The superintendent of the Los Angeles Unified School District said that without sufficient funding for COVID-19 testing and contact tracing his more than 600,000 students at over 1,000 schools are facing "an education crisis."
Regularly testing students would cost $300 to $400 per pupil for a district that already spends about $17,000 annually on each student, and Beutner has been asking both state and federal lawmakers for assistance.
"The Dodgers are being tested to go back to work. Shouldn't teachers and students be tested to go back to school?" Superintendent Austin Beutner told ABC Los Angeles station KABC on Thursday.
Beutner said in a video message on July 13 school would begin as scheduled in August but that students would not be attending classes in person.
"This health crisis is turning into an education crisis," Beutner said. "Our students haven't been at schools for five months by the time August rolls around. We've seen studies about a short summer break and how students regress."
Balancing students' educational needs and their health and safety, as well as that of their families, has proved challenging, he added. Students from lower-income families may be especially at risk.

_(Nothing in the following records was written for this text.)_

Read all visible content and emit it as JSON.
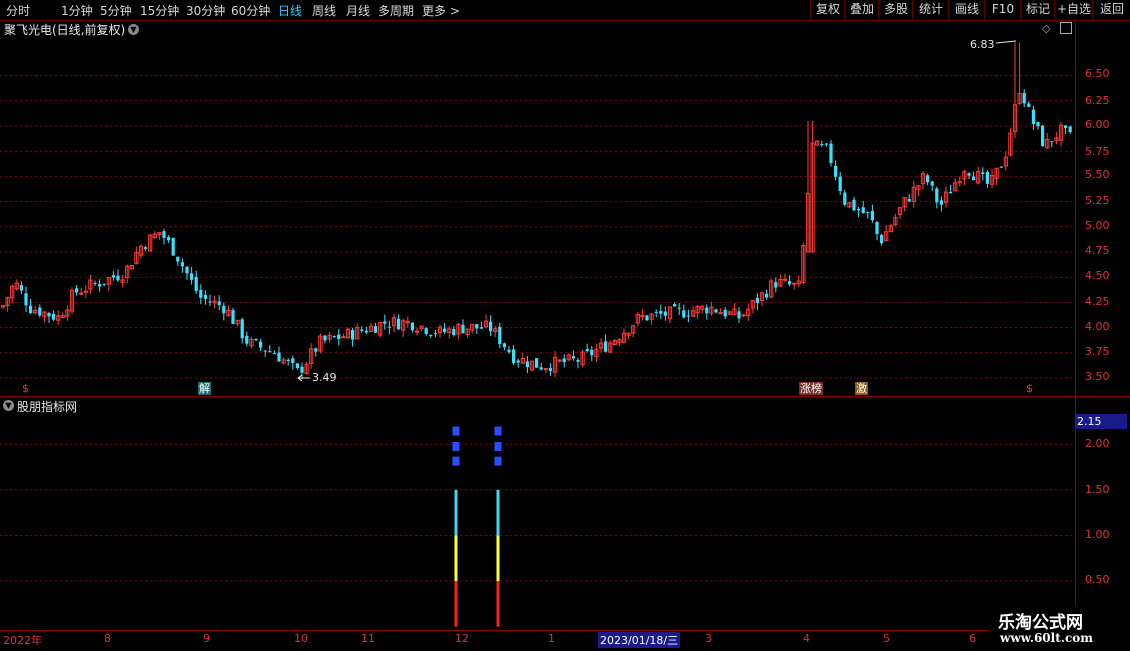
{
  "toolbar": {
    "periods": [
      "分时",
      "1分钟",
      "5分钟",
      "15分钟",
      "30分钟",
      "60分钟",
      "日线",
      "周线",
      "月线",
      "多周期",
      "更多 >"
    ],
    "active_period": "日线",
    "right_buttons": [
      "复权",
      "叠加",
      "多股",
      "统计",
      "画线",
      "F10",
      "标记",
      "+自选",
      "返回"
    ]
  },
  "chart": {
    "title": "聚飞光电(日线,前复权)",
    "high_label": "6.83",
    "low_label": "3.49",
    "price_ticks": [
      "6.50",
      "6.25",
      "6.00",
      "5.75",
      "5.50",
      "5.25",
      "5.00",
      "4.75",
      "4.50",
      "4.25",
      "4.00",
      "3.75",
      "3.50"
    ],
    "tags": [
      "$",
      "解",
      "涨榜",
      "激",
      "$"
    ],
    "colors": {
      "up": "#ff3a3a",
      "down": "#3ce0ff",
      "grid": "#8b0000",
      "axis": "#e03030"
    }
  },
  "indicator": {
    "title": "股朋指标网",
    "current_value": "2.15",
    "ticks": [
      "2.00",
      "1.50",
      "1.00",
      "0.50"
    ],
    "colors": {
      "dash": "#2a4cff",
      "cyan": "#40d8f0",
      "yellow": "#ffff40",
      "red": "#ff2020"
    }
  },
  "dates": {
    "labels": [
      "2022年",
      "8",
      "9",
      "10",
      "11",
      "12",
      "1",
      "2023/01/18/三",
      "3",
      "4",
      "5",
      "6"
    ],
    "selected": "2023/01/18/三"
  },
  "watermark": {
    "title": "乐淘公式网",
    "url": "www.60lt.com"
  }
}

"We have this society of haves and have-nots, and it's mostly have-nots in public education," Beutner continued. "Is it because children aren't represented in the Legislature? I'm not sure. But we have to get to a different place in this conversation and recognize the importance of education."
A solid education is "the path out of poverty" for many students, he added. "This is about something that can’t be measured in dollars and cents -- it’s about creating opportunity for children."